• _Website and app data records_
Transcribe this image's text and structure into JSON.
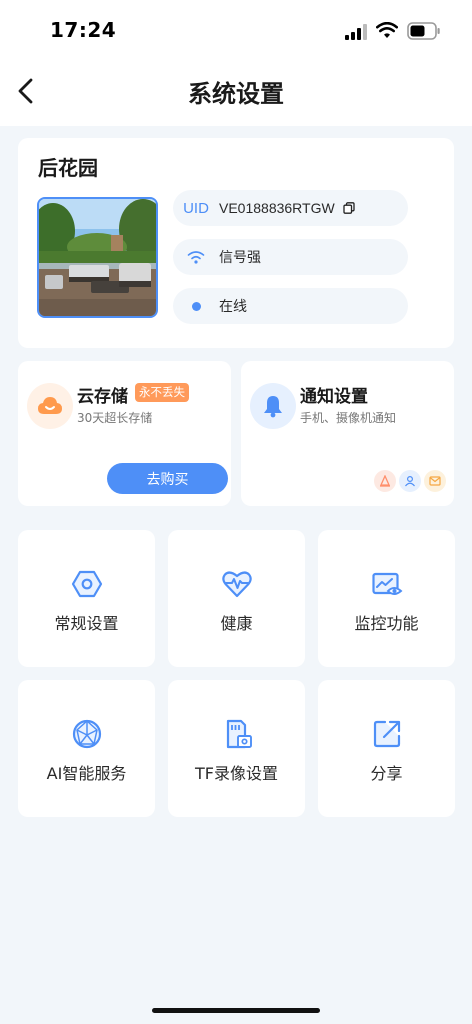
{
  "status_bar": {
    "time": "17:24"
  },
  "header": {
    "title": "系统设置"
  },
  "device": {
    "name": "后花园",
    "uid_label": "UID",
    "uid": "VE0188836RTGW",
    "signal": "信号强",
    "status": "在线"
  },
  "cloud": {
    "title": "云存储",
    "badge": "永不丢失",
    "subtitle": "30天超长存储",
    "button": "去购买"
  },
  "notify": {
    "title": "通知设置",
    "subtitle": "手机、摄像机通知"
  },
  "grid": {
    "general": "常规设置",
    "health": "健康",
    "monitor": "监控功能",
    "ai": "AI智能服务",
    "tf": "TF录像设置",
    "share": "分享"
  },
  "colors": {
    "accent": "#4e8ff7",
    "badge": "#ff9a5a",
    "background": "#f2f6fa"
  }
}
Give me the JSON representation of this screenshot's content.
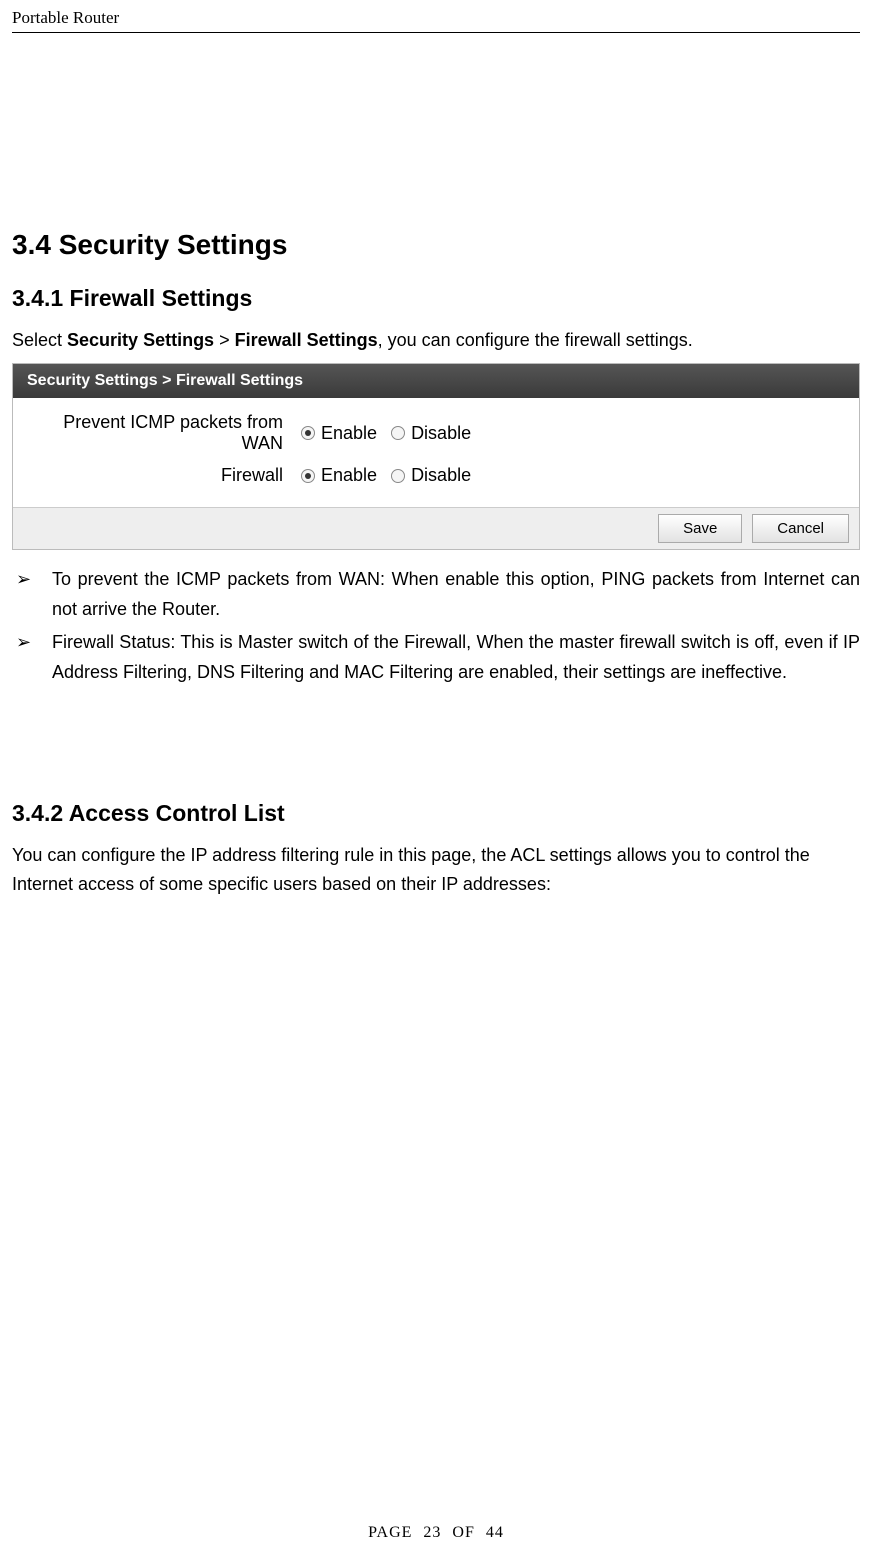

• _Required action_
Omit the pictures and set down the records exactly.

• _Solution to this exercise_
Transcribe this image's text and structure into JSON.
{
  "status_bar": {
    "time": "17:24"
  },
  "header": {
    "title": "系统设置"
  },
  "device": {
    "name": "后花园",
    "uid_label": "UID",
    "uid": "VE0188836RTGW",
    "signal": "信号强",
    "status": "在线"
  },
  "cloud": {
    "title": "云存储",
    "badge": "永不丢失",
    "subtitle": "30天超长存储",
    "button": "去购买"
  },
  "notify": {
    "title": "通知设置",
    "subtitle": "手机、摄像机通知"
  },
  "grid": {
    "general": "常规设置",
    "health": "健康",
    "monitor": "监控功能",
    "ai": "AI智能服务",
    "tf": "TF录像设置",
    "share": "分享"
  },
  "colors": {
    "accent": "#4e8ff7",
    "badge": "#ff9a5a",
    "background": "#f2f6fa"
  }
}
Give me the JSON representation of this screenshot's content.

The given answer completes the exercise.